Pet Cats Do Not Belong in a Wildlife Habitat!
Updated: Dec 9, 2020
I love cats. The main reason I keep my two rescue cats indoors is because I want them to live an average of 15 long happy years with me. Their outdoor counterparts rarely make it past 5 years. I don’t see many outdoor cats in my urban neighborhood and I wonder if it’s because there are so many dangers, including speeding cars, predators (e.g. coyotes, foxes, hawks, owls), poisons (e.g. antifreeze, pesticides, rodenticides, copperheads), and diseases (e.g.parasites, feline leukemia). The other reason I keep my cats inside is because they are an invasive species and would have an oversized negative effect on neighborhood wildlife. I’m a bird lover and cats are the single worst threat to birds caused directly by humans; responsible for contributing to the alarming 29% decline of birds in North America in the last 50 years. In a National Park Service study it was found that parks with 25 or more cats in them had 50% fewer birds in them than parks without cats. Reducing the number of predatory feral cats is a difficult, complicated, and contentious issue, yet how to stop pet cats from killing wildlife has a simple solution: keep them indoors!
Recently, on the same day I posted about how to attract birds by planting a winter seedhead garden I walked outside and found a pile of mourning dove bird feathers near my walkway. I knew the culprit. A beautiful fluffy fat grey cat has been skulking around my yard knowing it has a 70% chance to kill its prey in the open when the leaves were off the trees, bushes. and plants.
My small yard is a certified Audubon Wildlife Sanctuary, NWF Wildlife Habitat and a Gold Certified Georgia Native Plant Society Native Plant Habitat yet I can’t completely prevent a cat from wandering through it to wreak havoc with the natural ecosystem. I don’t think it was a coincidence I found the feathered remains the day after the first frost when any leaves left on plants had withered and the landscape was even more open and less protective for birds.

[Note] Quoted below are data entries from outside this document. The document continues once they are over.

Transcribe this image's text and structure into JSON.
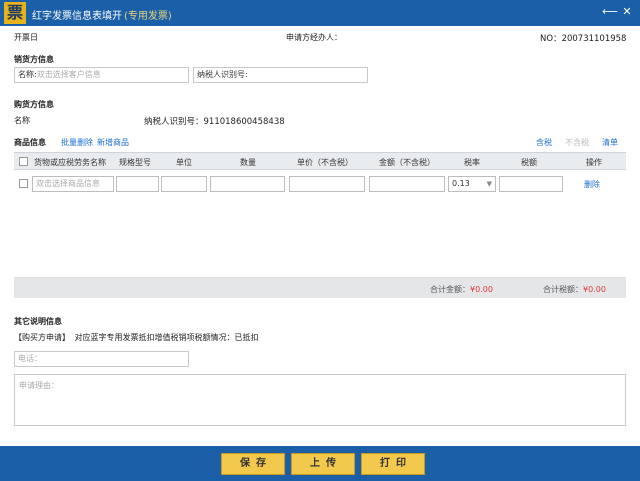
{
  "titlebar": {
    "icon_glyph": "票",
    "title": "红字发票信息表填开",
    "subtitle": "(专用发票)",
    "back_glyph": "⟵",
    "close_glyph": "✕"
  },
  "header": {
    "invoice_date_label": "开票日",
    "applicant_label": "申请方经办人：",
    "no_label": "NO：",
    "no_value": "200731101958"
  },
  "seller": {
    "section_title": "销货方信息",
    "name_label": "名称:",
    "name_placeholder": "双击选择客户信息",
    "tax_id_label": "纳税人识别号:"
  },
  "buyer": {
    "section_title": "购货方信息",
    "name_label": "名称",
    "tax_id_label": "纳税人识别号：",
    "tax_id_value": "911018600458438"
  },
  "goods": {
    "section_title": "商品信息",
    "batch_delete": "批量删除",
    "add_item": "新增商品",
    "tax_included": "含税",
    "tax_excluded": "不含税",
    "clear": "清单",
    "columns": [
      "货物或应税劳务名称",
      "规格型号",
      "单位",
      "数量",
      "单价（不含税）",
      "金额（不含税）",
      "税率",
      "税额",
      "操作"
    ],
    "row": {
      "name_placeholder": "双击选择商品信息",
      "tax_rate": "0.13",
      "delete": "删除"
    },
    "total_amount_label": "合计金额：",
    "total_amount_value": "¥0.00",
    "total_tax_label": "合计税额：",
    "total_tax_value": "¥0.00"
  },
  "other": {
    "section_title": "其它说明信息",
    "buyer_apply": "【购买方申请】",
    "statement": "对应蓝字专用发票抵扣增值税销项税额情况：已抵扣",
    "phone_placeholder": "电话：",
    "reason_placeholder": "申请理由："
  },
  "footer": {
    "save": "保存",
    "upload": "上传",
    "print": "打印"
  },
  "colors": {
    "titlebar": "#1b5fa8",
    "button": "#f2c94c",
    "link": "#1b6fd0",
    "amount": "#e03a3a"
  }
}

I was so frustrated about finding the dove that I posted on Nextdoor asking neighbors to please keep their cats inside. Not surprisingly, some people insisted fluffy belongs outside as part of “the circle of life”. This would be the equivalent of saying a lion roaming our neighborhood hunting people would be part of the circle of life! Pet cats have been domesticated for almost 10,000 years and are in no way native to North America. Even feral cats will seek shelter and food near human activity.
I wish cats and wildlife could coexist in my naturalized yard, but this is just not possible, so I combine several natural, environmentally-friendly tactics to deter cats from my yard.
Cats like soft smooth ground not rough or spikey surfaces. My naturescaped leaf-covered yard is a start and I make it even more undesirable for cats by leaving or arranging twigs, small branches and pinecones that fall to the ground around areas where birds might be foraging. I also regularly scatter nutshells (mainly pistachios) and washed crushed eggshells.
Cats are repelled by the peels I throw in the yard whenever we eat citrus fruit.
Another scent cats hate is lavender so I buy the organic buds by the pound to spread around the perimeter of my yard.
I love the smell of coffee, but cats seem to detest being anywhere near the grounds which I pepper my yard with. .
One of the most effective ways to tell cats our yard is not open for business is to crank the windows open just enough so any visiting cats can hear our dogs barking when they're in the yard!
Unfortunately, the saddest reason I stop seeing a visiting cat is because they are unnecessarily at risk for meeting the same ultimate fate as the unfortunate mourning dove I found.